For my second trick… remember the giant cupcake pan we posted about last year?Â Well, Rich found me one at a nearby Winners a few weeks ago, and I knew I’d have to put the pan to good use.Â So now I present to you a giant cupcake, covered in buttercream and topped with smarties (the Canadian chocolate version, not the American candy version) as large sprinkles.
I know my decorating skills could use a bit of work, but since this was only about the 5th time in my life that I’d used a piping bag, I hope you’ll forgive me.Â I hope to have more projects to practice my piping on soon.
For the cake base, I decided to go with an old Daring Bakers challenge, Dorie’s Perfect Party Cake.Â I made 1.5 times the recipe in order to accommodate the large cupcake pan, which needs more cake batter than the typical recipe provides.Â The cake turned out well, save for a few snags that are due to how the pan is designed. The bottom half of the cupcake cooks more slowly than the top half, because it is thicker.Â However, as you can see from the picture, the two halves are contained within a single pan, so you can’t just remove one half of the cupcake when it is done. The solution I came up with was to turn my oven down to 325 degrees and turn the pan so that the bottom half was in the hottest part of my oven. Even then, the top of the cupcake came out a bit dry, while the bottom was just barely cooked enough. Next time I think I’ll cover the top with some aluminum foil once it’s nearly done, to help keep it from over-baking.
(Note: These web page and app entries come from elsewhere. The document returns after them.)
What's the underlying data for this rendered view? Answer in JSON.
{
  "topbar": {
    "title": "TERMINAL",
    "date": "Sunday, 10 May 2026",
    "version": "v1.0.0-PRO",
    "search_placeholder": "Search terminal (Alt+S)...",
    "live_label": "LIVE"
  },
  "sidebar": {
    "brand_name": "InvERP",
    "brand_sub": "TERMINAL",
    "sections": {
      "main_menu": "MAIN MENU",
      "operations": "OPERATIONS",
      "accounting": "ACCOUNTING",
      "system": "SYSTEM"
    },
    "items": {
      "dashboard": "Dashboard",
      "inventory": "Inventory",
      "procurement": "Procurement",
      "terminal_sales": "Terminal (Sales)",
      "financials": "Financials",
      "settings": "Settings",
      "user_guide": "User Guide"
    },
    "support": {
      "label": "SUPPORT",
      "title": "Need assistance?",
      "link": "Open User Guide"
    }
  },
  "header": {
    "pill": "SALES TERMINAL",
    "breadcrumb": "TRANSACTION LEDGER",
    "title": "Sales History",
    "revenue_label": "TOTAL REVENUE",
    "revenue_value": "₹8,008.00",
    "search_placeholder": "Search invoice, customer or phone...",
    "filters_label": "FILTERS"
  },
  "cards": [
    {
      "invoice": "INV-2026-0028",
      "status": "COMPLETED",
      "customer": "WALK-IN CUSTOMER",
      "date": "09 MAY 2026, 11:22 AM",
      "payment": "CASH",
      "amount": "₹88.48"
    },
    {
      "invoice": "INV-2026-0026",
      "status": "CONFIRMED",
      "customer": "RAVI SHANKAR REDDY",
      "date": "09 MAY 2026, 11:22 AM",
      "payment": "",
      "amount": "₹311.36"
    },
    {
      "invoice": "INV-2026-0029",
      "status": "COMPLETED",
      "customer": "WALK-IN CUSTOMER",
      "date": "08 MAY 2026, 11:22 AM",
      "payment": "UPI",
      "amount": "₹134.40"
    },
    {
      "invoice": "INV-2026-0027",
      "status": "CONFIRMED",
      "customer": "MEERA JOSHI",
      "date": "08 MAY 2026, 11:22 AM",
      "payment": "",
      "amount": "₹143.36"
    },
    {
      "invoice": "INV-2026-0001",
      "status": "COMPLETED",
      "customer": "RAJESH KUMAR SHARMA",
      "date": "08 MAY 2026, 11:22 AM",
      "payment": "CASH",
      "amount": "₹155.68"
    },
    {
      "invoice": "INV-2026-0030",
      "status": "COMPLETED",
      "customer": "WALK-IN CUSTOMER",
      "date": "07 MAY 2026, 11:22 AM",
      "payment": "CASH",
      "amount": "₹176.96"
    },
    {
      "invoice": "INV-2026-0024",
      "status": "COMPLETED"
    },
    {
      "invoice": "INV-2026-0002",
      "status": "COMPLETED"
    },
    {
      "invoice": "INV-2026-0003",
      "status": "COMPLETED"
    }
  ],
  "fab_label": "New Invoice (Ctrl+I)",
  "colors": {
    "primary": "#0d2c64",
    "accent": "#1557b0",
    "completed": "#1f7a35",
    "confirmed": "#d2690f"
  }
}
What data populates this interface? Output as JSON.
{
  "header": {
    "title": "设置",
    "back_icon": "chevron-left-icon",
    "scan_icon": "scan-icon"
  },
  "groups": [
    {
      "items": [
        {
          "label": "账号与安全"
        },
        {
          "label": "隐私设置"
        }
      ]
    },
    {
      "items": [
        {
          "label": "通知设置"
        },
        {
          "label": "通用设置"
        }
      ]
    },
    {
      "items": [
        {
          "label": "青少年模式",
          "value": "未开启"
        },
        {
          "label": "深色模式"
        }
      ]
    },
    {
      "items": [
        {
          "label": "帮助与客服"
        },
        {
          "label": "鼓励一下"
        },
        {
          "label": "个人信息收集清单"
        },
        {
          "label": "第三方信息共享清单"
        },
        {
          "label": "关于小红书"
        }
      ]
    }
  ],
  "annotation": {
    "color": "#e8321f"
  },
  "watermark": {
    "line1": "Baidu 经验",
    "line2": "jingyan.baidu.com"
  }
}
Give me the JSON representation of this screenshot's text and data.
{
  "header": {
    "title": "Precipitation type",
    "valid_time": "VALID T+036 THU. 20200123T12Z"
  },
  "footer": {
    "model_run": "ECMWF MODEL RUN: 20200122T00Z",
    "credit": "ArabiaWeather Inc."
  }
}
Another problem I ran into was the fact that the cake rose exactly as you’d expect: it domed up at the top, which meant that in order to join the two halves of the cupcake, I’d have to slice off some cake to make it flat again.Â This was pretty obvious, but it wasn’t included in the instructions of the cupcake pan.Â Even so, I didn’t mind doing it, and it gave me some extra cake to nibble on while I was decorating.Â Win-win situation, I say.
Once baked and cooled, it was really fun to decorate!Â I made bright blue buttercream for the top and chocolate buttercream for the base, and pipped it on following the pattern of the pan.Â I used a bit of the blue to join the two cake halves, and put a row of smarties around the middle to help hide the imperfections.Â About an hour or so of piping later, and I had this!
If you’d like to make this yourself, you can probably find the Wilton Cupcake pan at your local department store or baking supplies shop.Â I’ve linked you to Dorie’s cake recipe above, which make an awesome, lightly lemony cake.Â Just remember to make 1.5 times the recipe, and watch the pan so your cupcake top doesn’t burn.
I would like to humbly submit both of these to Sugar High Friday, hosted this month by the lovely Foodbeam. The event of course originated with Jennifer, the Domestic Goddess many, many baked goods ago.